Return copies of the lines below that mention "JSON".

----- Provided records

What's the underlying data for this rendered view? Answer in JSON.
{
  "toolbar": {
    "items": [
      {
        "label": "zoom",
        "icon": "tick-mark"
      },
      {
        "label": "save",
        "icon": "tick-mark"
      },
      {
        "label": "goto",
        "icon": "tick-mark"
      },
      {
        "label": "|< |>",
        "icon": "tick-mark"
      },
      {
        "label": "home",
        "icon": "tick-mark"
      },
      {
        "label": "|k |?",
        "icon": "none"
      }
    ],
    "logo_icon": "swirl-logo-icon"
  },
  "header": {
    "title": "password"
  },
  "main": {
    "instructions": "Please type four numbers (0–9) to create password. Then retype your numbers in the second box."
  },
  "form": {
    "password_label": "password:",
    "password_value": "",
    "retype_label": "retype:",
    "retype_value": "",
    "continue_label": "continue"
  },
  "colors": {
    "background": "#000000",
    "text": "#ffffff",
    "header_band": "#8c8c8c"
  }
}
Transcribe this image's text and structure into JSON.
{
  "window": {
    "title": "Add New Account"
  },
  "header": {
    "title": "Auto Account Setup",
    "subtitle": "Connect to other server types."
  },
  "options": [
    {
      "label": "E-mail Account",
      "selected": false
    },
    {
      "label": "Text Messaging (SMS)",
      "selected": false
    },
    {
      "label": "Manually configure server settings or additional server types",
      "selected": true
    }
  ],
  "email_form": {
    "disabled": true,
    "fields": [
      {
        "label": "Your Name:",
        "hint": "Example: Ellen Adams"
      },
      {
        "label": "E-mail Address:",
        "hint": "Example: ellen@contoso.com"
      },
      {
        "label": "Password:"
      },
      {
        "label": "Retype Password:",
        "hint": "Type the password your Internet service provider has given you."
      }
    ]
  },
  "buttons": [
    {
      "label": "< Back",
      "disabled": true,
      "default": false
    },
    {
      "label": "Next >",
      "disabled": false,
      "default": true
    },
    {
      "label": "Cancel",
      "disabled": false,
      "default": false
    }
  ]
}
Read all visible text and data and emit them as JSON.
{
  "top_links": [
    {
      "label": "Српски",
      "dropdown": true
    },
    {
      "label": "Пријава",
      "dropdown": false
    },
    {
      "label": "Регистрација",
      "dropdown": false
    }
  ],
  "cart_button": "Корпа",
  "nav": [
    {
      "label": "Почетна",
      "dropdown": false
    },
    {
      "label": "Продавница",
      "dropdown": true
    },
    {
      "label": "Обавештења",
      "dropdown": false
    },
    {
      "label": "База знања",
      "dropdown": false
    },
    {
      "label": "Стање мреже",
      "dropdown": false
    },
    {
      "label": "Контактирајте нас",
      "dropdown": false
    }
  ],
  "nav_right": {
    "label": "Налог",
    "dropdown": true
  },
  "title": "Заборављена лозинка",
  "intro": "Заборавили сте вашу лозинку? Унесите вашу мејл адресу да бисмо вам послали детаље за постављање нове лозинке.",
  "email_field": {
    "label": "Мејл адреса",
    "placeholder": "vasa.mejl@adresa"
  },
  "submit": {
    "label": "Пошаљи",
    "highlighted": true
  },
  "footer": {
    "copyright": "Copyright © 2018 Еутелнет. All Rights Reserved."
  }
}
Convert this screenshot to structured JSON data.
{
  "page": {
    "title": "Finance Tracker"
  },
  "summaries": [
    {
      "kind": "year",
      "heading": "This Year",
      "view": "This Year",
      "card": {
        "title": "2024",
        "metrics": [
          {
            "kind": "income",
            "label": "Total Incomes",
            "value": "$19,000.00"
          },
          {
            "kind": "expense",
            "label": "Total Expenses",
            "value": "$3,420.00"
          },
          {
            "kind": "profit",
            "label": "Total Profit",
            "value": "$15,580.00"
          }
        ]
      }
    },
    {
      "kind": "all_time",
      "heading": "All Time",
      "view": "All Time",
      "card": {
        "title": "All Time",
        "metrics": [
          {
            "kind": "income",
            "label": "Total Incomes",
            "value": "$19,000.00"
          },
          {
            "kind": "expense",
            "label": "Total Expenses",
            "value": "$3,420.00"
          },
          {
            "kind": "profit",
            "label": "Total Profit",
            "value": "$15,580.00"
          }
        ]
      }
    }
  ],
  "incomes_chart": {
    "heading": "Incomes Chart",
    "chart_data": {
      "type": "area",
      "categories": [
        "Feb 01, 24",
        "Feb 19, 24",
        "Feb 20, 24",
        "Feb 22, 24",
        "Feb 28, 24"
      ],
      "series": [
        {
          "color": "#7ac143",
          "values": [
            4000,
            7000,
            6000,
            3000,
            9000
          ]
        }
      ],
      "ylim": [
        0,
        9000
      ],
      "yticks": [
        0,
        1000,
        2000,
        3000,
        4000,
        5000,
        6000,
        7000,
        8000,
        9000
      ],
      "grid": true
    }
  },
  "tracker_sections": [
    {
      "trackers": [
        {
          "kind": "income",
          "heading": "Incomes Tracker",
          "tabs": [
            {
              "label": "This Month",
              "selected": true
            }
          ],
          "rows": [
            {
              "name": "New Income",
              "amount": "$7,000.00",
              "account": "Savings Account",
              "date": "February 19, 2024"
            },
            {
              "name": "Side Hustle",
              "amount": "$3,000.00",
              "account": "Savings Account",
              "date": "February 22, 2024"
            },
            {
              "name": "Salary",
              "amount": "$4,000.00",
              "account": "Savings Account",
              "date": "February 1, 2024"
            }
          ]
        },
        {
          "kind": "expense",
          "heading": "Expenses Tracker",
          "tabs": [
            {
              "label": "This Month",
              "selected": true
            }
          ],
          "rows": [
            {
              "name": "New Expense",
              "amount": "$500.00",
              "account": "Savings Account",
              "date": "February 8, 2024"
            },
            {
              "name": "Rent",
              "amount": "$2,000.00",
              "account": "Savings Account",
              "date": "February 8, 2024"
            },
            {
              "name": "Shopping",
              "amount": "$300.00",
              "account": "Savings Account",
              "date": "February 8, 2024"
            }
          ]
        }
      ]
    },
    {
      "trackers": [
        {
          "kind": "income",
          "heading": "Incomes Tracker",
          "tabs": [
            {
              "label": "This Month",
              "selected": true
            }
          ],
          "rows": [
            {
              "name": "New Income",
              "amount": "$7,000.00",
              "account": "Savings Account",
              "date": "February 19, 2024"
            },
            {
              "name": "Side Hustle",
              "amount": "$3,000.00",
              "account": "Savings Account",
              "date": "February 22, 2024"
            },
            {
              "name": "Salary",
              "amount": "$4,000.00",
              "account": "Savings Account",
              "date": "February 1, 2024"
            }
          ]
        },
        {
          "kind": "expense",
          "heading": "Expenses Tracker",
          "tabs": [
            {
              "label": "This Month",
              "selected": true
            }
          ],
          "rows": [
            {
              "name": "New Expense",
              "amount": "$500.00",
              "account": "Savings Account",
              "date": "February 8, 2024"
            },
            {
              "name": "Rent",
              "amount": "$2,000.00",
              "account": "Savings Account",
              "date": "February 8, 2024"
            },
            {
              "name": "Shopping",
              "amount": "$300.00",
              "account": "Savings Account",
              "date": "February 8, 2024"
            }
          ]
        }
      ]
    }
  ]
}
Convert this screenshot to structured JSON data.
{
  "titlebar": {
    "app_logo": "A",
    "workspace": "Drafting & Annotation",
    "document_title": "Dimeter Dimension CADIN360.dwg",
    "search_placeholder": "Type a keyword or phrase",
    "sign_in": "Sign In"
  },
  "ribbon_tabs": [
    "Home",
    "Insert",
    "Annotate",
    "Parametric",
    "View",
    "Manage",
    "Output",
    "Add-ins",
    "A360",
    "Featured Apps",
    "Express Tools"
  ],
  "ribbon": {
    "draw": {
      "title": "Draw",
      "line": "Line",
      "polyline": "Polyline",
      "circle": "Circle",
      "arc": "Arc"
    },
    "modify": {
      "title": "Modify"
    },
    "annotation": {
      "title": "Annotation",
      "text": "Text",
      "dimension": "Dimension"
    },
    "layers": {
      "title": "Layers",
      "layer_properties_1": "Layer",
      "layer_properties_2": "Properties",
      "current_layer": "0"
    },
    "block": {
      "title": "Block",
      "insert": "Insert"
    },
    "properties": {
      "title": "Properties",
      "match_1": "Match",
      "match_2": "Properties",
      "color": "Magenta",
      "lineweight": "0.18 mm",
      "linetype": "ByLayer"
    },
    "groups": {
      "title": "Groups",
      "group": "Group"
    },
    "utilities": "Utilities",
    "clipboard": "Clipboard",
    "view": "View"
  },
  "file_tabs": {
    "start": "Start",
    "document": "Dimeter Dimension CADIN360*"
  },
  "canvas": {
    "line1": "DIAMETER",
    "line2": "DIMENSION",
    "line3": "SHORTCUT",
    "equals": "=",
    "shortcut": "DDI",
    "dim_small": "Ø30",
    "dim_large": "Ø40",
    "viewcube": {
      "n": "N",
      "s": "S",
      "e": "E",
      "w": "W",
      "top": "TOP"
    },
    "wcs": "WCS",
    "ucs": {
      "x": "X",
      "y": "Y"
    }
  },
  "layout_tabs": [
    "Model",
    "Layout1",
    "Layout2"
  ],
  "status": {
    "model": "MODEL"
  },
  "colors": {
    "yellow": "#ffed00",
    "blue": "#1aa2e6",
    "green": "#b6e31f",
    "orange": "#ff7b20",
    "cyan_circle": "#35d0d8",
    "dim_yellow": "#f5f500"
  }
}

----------

Result:
What's the underlying data for this rendered view? Answer in JSON.
Transcribe this image's text and structure into JSON.
Read all visible text and data and emit them as JSON.
Convert this screenshot to structured JSON data.
Convert this screenshot to structured JSON data.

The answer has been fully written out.